If you are looking for somewhere to go for a picnic, that is accessible, yet wild, you need go no further than the banks of the River Wye in Monsal Dale at the very heart of the Peak District.
If you are driving, the place to park is off the A6, approximately mid-way between Ashford-in-the-Water and Taddington - an area known as Lees Bottom. This pay and display car park is managed by the Peak District National Park Authority. At the top end of the car park you will find a short path leading down towards the busy main road - it goes without saying that care is needed when crossing here; there are bends, and the traffic travels at a fair pace along this major highway.
On the opposite side of the road is a stile in the wall leading onto a path which heads down and across a field towards woodland. Keep on this to enter the lower end of Brushfield Hough, where the path now leads you above the river, through mature trees a little way, before descending to the river’s wide, grassy bank. Almost immediately you will see a broad, flat, rocky shelf - a perfect place to wile away a few hours, you might think; however, there is an even better place just around the bend, so keep going. The path splits in two just beyond this point - the left-hand route follows the edge of a wide meadow, whilst the right-hand one meanders through shrubbery close to the water’s edge.

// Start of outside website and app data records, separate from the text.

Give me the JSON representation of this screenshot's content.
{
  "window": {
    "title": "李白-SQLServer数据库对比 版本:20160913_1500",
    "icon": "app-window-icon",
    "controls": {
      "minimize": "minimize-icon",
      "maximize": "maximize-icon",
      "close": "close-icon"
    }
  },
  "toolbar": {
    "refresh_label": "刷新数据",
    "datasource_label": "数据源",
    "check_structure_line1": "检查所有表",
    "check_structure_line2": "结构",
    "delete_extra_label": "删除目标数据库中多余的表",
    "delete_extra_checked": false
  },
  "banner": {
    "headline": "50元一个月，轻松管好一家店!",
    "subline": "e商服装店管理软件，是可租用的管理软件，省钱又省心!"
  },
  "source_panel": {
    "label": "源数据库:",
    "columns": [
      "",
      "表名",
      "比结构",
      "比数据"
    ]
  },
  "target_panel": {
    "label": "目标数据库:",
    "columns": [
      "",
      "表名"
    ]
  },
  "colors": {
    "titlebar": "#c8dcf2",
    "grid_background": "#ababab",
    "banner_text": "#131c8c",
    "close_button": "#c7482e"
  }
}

In summer time, this bank is dense with wetland vegetation; it is a lush and beautiful world, where ash trees form a canopy over the gently babbling river and tall spikes of bright pink willowherb, paler hemp agrimony and delicately scented, feathery meadowsweet vie for space in the damp ground under the trees. Watch carefully and you will most likely spot dippers and grey wagtails bobbing among the stones in mid-stream.
At some point in the distant past there was probably a mill here as there is the odd moss-covered relic and planks over the tiny pool, but that was long ago and nature has just about destroyed the evidence.
As you leave the trees, you find yourself at a wide bend in the river - now, here is the perfect picnic spot. After you have spread your rug and almost before you have unpacked your sandwiches, the fish you may have spotted jumping for flies will have spotted you and will be swimming around in the shallow pool nearby, doubtless hoping for a few crumbs of bread to be thrown their way.
Children will love this area as there is plenty of room for them to run around and let off steam, while nature lovers of any age will appreciate the diverse flora and fauna. It could be a scene right out of The Wind in the Willows. Ratty is one character you will most likely see - note the holes in the bank just above the water-line, these are where water voles live. Misnamed “water rats” in the past, these lovely creatures are fairly scarce these days, but are doing well along this stretch, so your chances of seeing one are reasonably high. At first glimpse, you may well think it is a rat swimming along - but look again, the nose is broader and the eyes kinder - a much cuter animal by far. Mallards and coots will probably glide by, buzzards circle high above, redstarts and chiff-chaffs flutter about in the nearby trees - and, if you are very lucky, you may spot the electric blue flash of a kingfisher darting downstream. In fact this is one of the best spots in the Peak District to spot these beautiful, but very elusive birds. It is a great place in which to relax and, rather than stamp noisily about looking for things of interest, let the wildlife come to you.